====== Records for the task ======

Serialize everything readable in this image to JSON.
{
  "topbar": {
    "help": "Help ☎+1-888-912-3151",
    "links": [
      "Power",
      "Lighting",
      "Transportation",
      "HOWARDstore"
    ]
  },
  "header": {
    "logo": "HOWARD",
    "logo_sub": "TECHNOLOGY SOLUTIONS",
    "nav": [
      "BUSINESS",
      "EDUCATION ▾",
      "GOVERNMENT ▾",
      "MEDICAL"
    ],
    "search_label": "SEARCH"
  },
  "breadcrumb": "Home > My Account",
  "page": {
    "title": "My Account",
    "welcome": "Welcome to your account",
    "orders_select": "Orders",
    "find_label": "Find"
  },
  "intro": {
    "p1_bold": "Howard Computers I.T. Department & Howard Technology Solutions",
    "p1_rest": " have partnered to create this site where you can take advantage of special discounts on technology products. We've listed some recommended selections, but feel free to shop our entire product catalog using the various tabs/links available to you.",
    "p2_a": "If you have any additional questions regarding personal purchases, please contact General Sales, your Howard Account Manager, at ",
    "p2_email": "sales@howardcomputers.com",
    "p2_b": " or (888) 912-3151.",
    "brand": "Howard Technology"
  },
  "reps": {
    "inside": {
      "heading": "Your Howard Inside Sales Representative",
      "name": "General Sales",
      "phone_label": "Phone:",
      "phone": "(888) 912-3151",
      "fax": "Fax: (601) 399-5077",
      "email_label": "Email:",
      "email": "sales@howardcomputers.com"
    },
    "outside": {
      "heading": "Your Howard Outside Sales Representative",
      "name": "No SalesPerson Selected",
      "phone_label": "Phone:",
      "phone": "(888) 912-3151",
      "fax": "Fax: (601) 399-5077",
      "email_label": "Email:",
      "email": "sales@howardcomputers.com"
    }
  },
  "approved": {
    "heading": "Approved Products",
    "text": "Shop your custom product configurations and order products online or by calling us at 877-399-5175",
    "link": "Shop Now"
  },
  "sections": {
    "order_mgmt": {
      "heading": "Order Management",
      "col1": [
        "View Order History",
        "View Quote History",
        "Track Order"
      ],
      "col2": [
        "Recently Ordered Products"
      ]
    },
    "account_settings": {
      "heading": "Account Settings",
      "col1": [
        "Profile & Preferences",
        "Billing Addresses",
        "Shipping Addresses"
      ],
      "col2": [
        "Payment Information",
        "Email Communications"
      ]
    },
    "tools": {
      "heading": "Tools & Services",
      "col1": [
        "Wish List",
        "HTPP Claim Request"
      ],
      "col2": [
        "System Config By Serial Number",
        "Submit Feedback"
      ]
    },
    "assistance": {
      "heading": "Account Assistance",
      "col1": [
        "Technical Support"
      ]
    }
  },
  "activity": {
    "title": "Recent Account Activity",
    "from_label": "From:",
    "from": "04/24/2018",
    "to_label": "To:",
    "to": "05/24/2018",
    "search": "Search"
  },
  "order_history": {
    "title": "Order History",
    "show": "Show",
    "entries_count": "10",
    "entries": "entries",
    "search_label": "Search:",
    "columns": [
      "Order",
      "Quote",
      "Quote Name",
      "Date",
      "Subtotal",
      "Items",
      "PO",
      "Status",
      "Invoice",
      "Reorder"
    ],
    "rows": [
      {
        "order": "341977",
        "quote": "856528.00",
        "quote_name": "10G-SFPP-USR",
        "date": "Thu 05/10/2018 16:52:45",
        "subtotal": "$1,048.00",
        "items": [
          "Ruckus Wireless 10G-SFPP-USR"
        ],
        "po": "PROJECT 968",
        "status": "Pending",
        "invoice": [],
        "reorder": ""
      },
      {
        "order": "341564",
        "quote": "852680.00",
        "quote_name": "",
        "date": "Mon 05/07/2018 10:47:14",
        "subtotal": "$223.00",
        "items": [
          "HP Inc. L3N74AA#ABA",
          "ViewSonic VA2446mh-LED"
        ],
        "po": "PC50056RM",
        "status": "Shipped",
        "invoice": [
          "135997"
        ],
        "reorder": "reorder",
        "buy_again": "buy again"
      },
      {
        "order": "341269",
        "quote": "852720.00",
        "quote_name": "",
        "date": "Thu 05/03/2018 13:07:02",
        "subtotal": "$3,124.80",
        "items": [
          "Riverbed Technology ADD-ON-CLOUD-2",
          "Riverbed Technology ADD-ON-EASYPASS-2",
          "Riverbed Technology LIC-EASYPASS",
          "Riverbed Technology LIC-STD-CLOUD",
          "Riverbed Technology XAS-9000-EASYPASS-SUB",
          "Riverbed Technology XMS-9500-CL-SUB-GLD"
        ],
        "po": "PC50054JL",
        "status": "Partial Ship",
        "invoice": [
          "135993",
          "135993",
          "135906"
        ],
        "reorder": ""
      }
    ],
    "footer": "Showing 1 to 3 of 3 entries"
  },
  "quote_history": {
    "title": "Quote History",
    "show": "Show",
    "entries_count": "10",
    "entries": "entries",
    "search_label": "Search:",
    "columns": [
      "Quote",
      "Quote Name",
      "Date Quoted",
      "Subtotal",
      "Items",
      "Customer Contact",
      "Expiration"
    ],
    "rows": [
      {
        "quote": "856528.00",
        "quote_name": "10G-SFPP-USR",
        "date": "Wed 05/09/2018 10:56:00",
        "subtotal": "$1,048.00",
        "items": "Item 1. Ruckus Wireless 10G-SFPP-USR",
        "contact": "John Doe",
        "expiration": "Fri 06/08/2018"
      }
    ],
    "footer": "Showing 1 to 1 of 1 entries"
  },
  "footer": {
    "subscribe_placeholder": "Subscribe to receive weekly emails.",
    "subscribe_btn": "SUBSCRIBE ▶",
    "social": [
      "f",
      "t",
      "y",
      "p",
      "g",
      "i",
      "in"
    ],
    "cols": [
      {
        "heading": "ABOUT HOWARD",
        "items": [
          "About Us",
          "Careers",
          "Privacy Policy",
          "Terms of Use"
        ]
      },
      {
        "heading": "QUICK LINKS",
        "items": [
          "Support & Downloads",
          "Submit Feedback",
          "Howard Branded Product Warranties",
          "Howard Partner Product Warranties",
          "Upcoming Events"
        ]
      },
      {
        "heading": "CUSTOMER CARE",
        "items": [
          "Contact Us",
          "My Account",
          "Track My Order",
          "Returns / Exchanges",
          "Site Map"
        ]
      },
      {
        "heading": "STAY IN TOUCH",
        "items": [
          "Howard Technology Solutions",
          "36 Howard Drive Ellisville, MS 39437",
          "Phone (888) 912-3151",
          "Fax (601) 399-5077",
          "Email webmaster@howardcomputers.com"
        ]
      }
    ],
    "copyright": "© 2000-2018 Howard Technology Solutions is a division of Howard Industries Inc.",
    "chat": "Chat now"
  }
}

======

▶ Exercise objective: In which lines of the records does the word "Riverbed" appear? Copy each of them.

▶ Solution below:
          "Riverbed Technology ADD-ON-CLOUD-2",
          "Riverbed Technology ADD-ON-EASYPASS-2",
          "Riverbed Technology LIC-EASYPASS",
          "Riverbed Technology LIC-STD-CLOUD",
          "Riverbed Technology XAS-9000-EASYPASS-SUB",
          "Riverbed Technology XMS-9500-CL-SUB-GLD"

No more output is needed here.